FOR some, it's not so much a food as a drug. For others, according to several studies, it's more important than sex.

But whatever its importance in your life, chocolate is set to be on the menu for every child and most adults this weekend.

Sunday marks the culmination of one of the busiest periods in the year for chocolatiers. And as workers added the final touches to their Easter creations, the Herald lent a hand with last-minute preparations at the Butlers Chocolate Factory.

The chocolate manufacturer is renowned worldwide for its products -- but few realise the tremendous effort that goes into the spring celebration.


"A whole year's work goes into Easter, as soon as one Easter is finished we start preparing the next one straight away," Butlers' spokeswoman Aisling Walsh told the Herald.

"Two weeks after this Easter is over, we will all sit down and review how we did, because we will be working on the next one for 12 months."

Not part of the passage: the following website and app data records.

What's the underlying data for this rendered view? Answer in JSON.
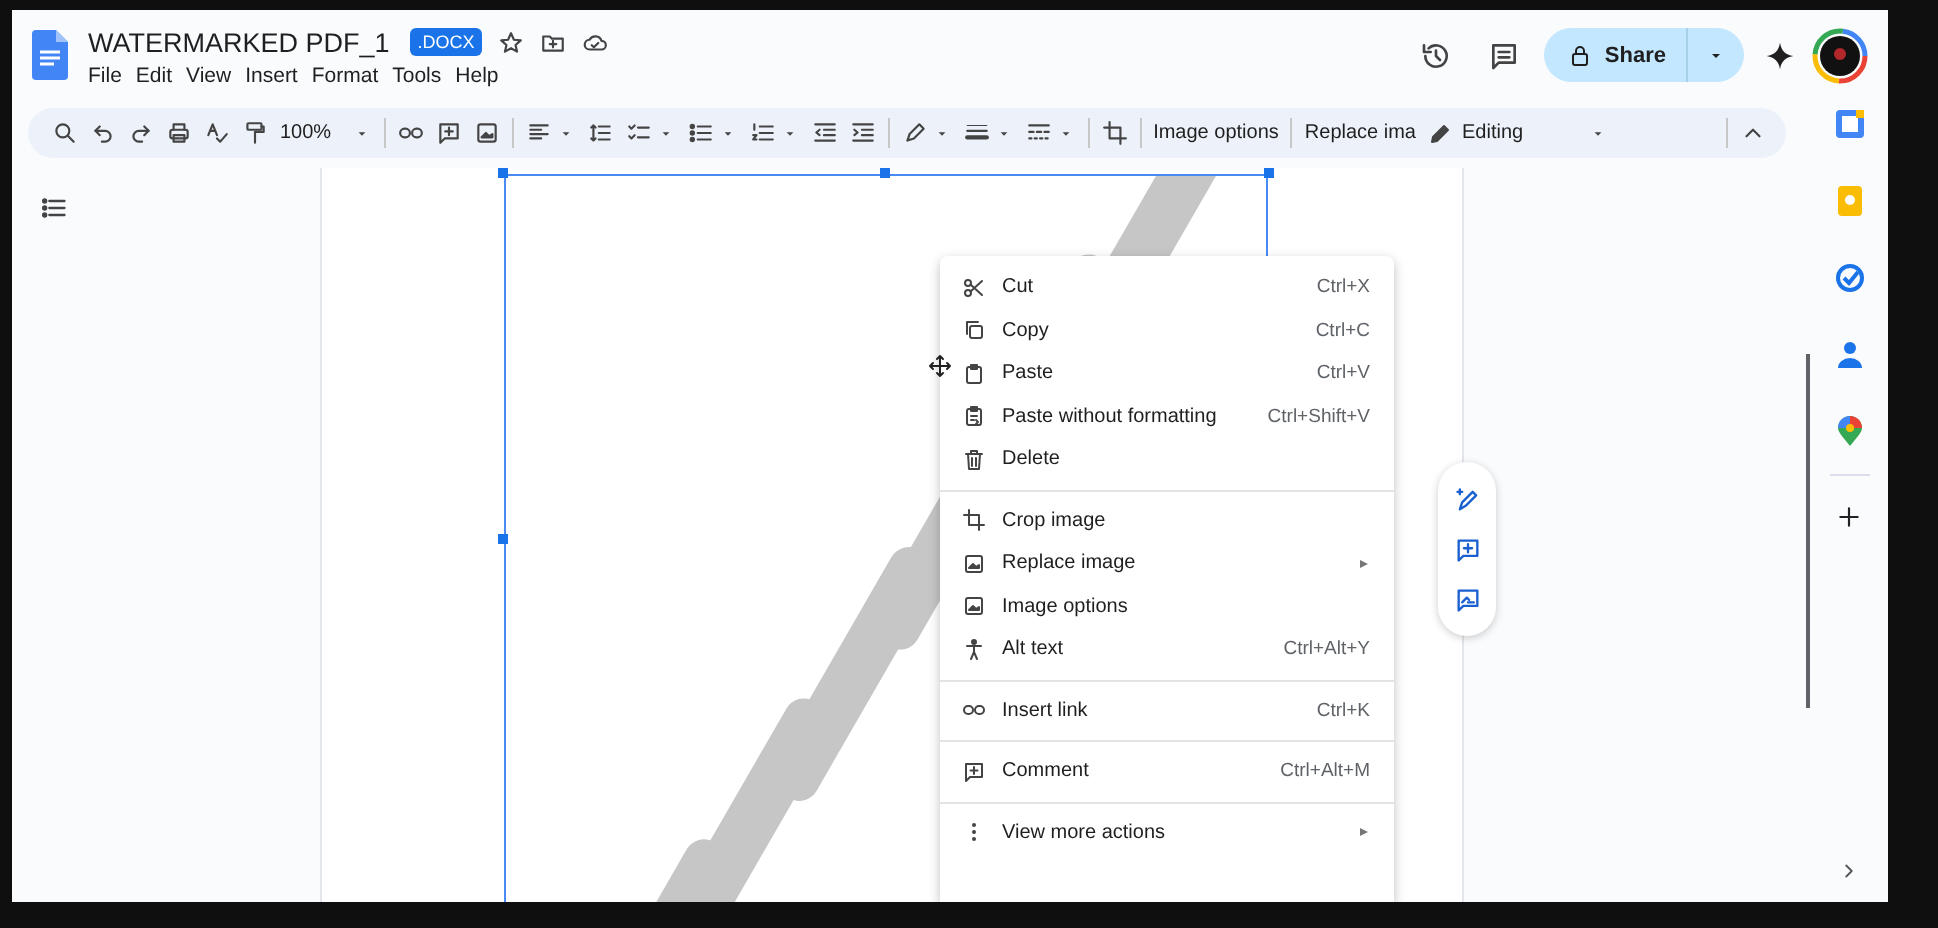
{
  "document": {
    "title": "WATERMARKED PDF_1",
    "badge": ".DOCX"
  },
  "menu_bar": [
    "File",
    "Edit",
    "View",
    "Insert",
    "Format",
    "Tools",
    "Help"
  ],
  "share": {
    "label": "Share"
  },
  "toolbar": {
    "zoom": "100%",
    "text_buttons": [
      "Image options",
      "Replace ima"
    ],
    "mode": "Editing"
  },
  "context_menu": {
    "groups": [
      [
        {
          "label": "Cut",
          "shortcut": "Ctrl+X",
          "kind": "action"
        },
        {
          "label": "Copy",
          "shortcut": "Ctrl+C",
          "kind": "action"
        },
        {
          "label": "Paste",
          "shortcut": "Ctrl+V",
          "kind": "action"
        },
        {
          "label": "Paste without formatting",
          "shortcut": "Ctrl+Shift+V",
          "kind": "action"
        },
        {
          "label": "Delete",
          "kind": "action"
        }
      ],
      [
        {
          "label": "Crop image",
          "kind": "action"
        },
        {
          "label": "Replace image",
          "kind": "submenu"
        },
        {
          "label": "Image options",
          "kind": "action"
        },
        {
          "label": "Alt text",
          "shortcut": "Ctrl+Alt+Y",
          "kind": "action"
        }
      ],
      [
        {
          "label": "Insert link",
          "shortcut": "Ctrl+K",
          "kind": "action"
        }
      ],
      [
        {
          "label": "Comment",
          "shortcut": "Ctrl+Alt+M",
          "kind": "action"
        }
      ],
      [
        {
          "label": "View more actions",
          "kind": "submenu"
        }
      ]
    ]
  }
}
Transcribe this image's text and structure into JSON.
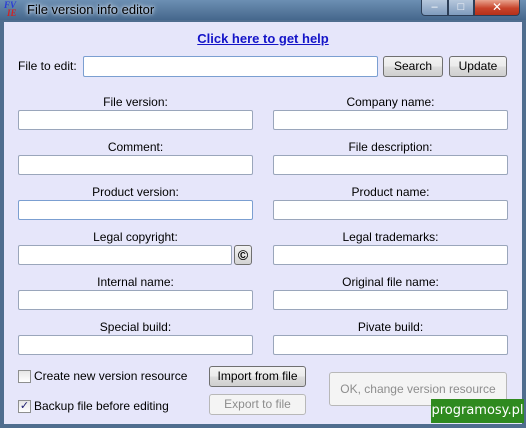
{
  "window": {
    "title": "File version info editor",
    "icon": "fv-app-icon",
    "controls": {
      "minimize": "–",
      "maximize": "□",
      "close": "✕"
    }
  },
  "help_link": "Click here to get help",
  "file": {
    "label": "File to edit:",
    "value": "",
    "search_label": "Search",
    "update_label": "Update"
  },
  "fields": {
    "file_version": {
      "label": "File version:",
      "value": ""
    },
    "company_name": {
      "label": "Company name:",
      "value": ""
    },
    "comment": {
      "label": "Comment:",
      "value": ""
    },
    "file_description": {
      "label": "File description:",
      "value": ""
    },
    "product_version": {
      "label": "Product version:",
      "value": ""
    },
    "product_name": {
      "label": "Product name:",
      "value": ""
    },
    "legal_copyright": {
      "label": "Legal copyright:",
      "value": "",
      "button_glyph": "©"
    },
    "legal_trademarks": {
      "label": "Legal trademarks:",
      "value": ""
    },
    "internal_name": {
      "label": "Internal name:",
      "value": ""
    },
    "original_file_name": {
      "label": "Original file name:",
      "value": ""
    },
    "special_build": {
      "label": "Special build:",
      "value": ""
    },
    "private_build": {
      "label": "Pivate build:",
      "value": ""
    }
  },
  "options": {
    "create_new": {
      "label": "Create new version resource",
      "checked": false
    },
    "backup": {
      "label": "Backup file before editing",
      "checked": true,
      "mark": "✓"
    }
  },
  "buttons": {
    "import": "Import from file",
    "export": "Export to file",
    "ok": "OK, change version resource"
  },
  "watermark": "programosy.pl"
}
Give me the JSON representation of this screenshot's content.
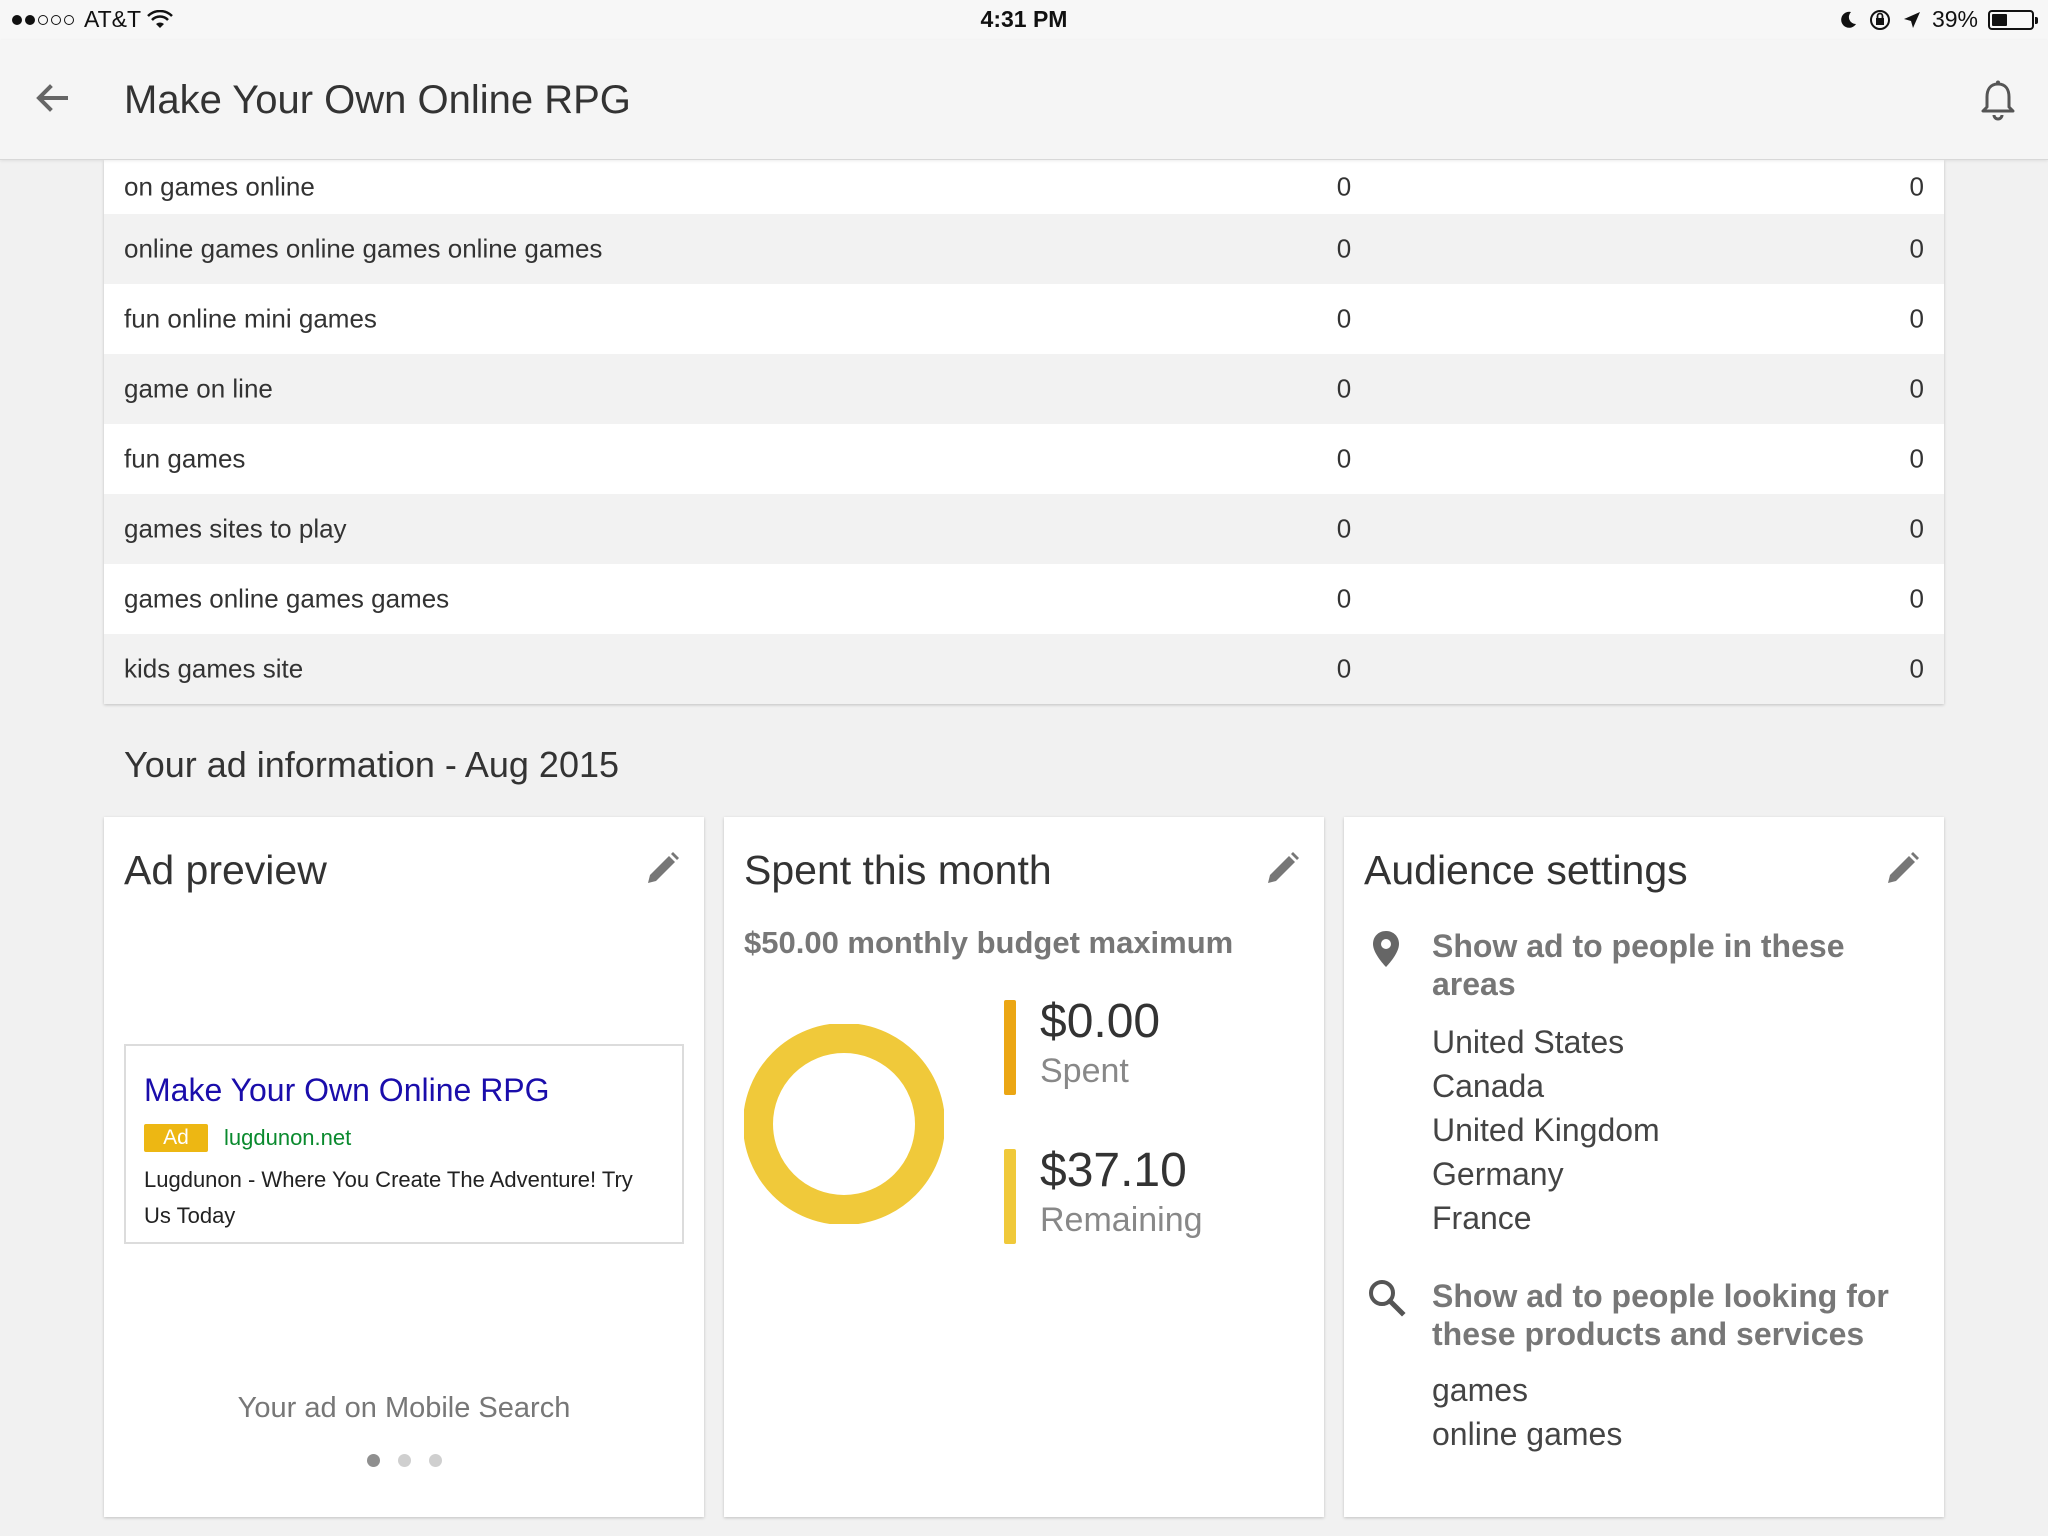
{
  "status_bar": {
    "carrier": "AT&T",
    "time": "4:31 PM",
    "battery_percent": "39%",
    "battery_level": 0.39
  },
  "header": {
    "title": "Make Your Own Online RPG"
  },
  "keywords_table": {
    "rows": [
      {
        "keyword": "on games online",
        "v1": "0",
        "v2": "0"
      },
      {
        "keyword": "online games online games online games",
        "v1": "0",
        "v2": "0"
      },
      {
        "keyword": "fun online mini games",
        "v1": "0",
        "v2": "0"
      },
      {
        "keyword": "game on line",
        "v1": "0",
        "v2": "0"
      },
      {
        "keyword": "fun games",
        "v1": "0",
        "v2": "0"
      },
      {
        "keyword": "games sites to play",
        "v1": "0",
        "v2": "0"
      },
      {
        "keyword": "games online games games",
        "v1": "0",
        "v2": "0"
      },
      {
        "keyword": "kids games site",
        "v1": "0",
        "v2": "0"
      }
    ]
  },
  "section": {
    "title": "Your ad information - Aug 2015"
  },
  "ad_preview": {
    "title": "Ad preview",
    "headline": "Make Your Own Online RPG",
    "badge": "Ad",
    "url": "lugdunon.net",
    "description": "Lugdunon - Where You Create The Adventure! Try Us Today",
    "caption": "Your ad on Mobile Search",
    "carousel_active_index": 0,
    "carousel_count": 3
  },
  "spent": {
    "title": "Spent this month",
    "budget": "$50.00 monthly budget maximum",
    "spent_value": "$0.00",
    "spent_label": "Spent",
    "remaining_value": "$37.10",
    "remaining_label": "Remaining",
    "spent_amount": 0.0,
    "remaining_amount": 37.1,
    "colors": {
      "spent": "#eba614",
      "remaining": "#f0c93a"
    }
  },
  "audience": {
    "title": "Audience settings",
    "areas_heading": "Show ad to people in these areas",
    "areas": [
      "United States",
      "Canada",
      "United Kingdom",
      "Germany",
      "France"
    ],
    "search_heading": "Show ad to people looking for these products and services",
    "search_terms": [
      "games",
      "online games"
    ]
  },
  "icons": {
    "back": "arrow-left-icon",
    "notifications": "bell-icon",
    "edit": "pencil-icon",
    "location": "map-pin-icon",
    "search": "search-icon"
  }
}
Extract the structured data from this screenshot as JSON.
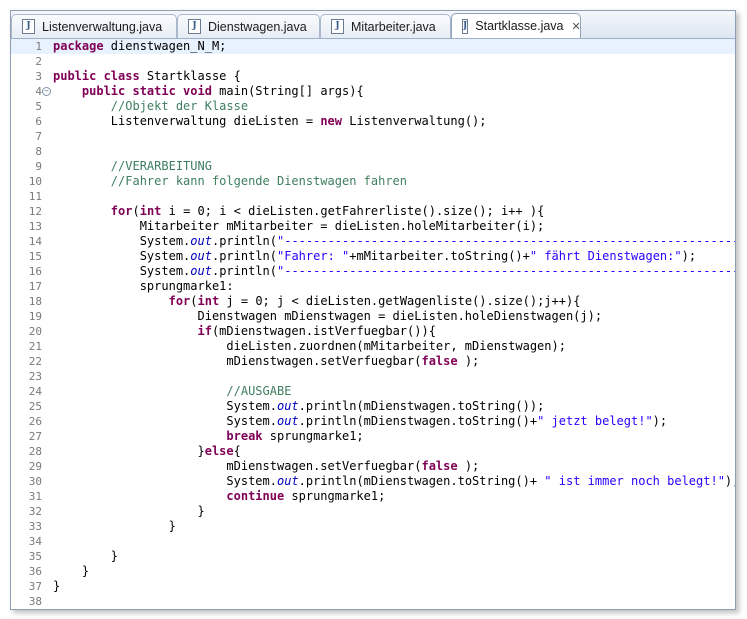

Staff members are not allowed to take annual leave around Easter and Christmas because the factory gets so busy -- but there is little evidence of added pressure at the north Dublin factory.

More than 250 staff members put in extra hours to ensure there will be enough praline eggs and sweetheart chocolate bunnies left on the shelves on Sunday for last-minute buyers.

The fact that Easter is late this year was gave workers extra time to prepare.

"It's actually going quite well and quite smoothly," Ms Walsh said.

" I suppose we have been doing it a long time, so we can estimate accurately what we will need.

"Late Easters are usually good because people have had enough time to get their chocolate-appetites back from Christmas, Valentine's Day and Mother's Day."

Ms Walsh added: "Everybody who works here is a chocoholic. We all enjoy it and never tire of it, even though we can eat as much as we want to day after day," she said.


"I'm here nearly 20 years -- a lot of us would have grown up with Butlers and we love it. Irish people have a very a sweet tooth."

She says that Butlers has been here nearly 80 years and is the longest of the independent chocolate producers.

"Tastes have changed, but everyone still has their favourite."

She confesses to having a preference for the butter-praline.

"Irish people have developed a greater awareness for a more continental style chocolate -- I suppose it's like wine, people become more discerning. Dark chocolate is growing, white chocolate has a loyal following -- but you still cannot beat milk in popularity, it's still number one."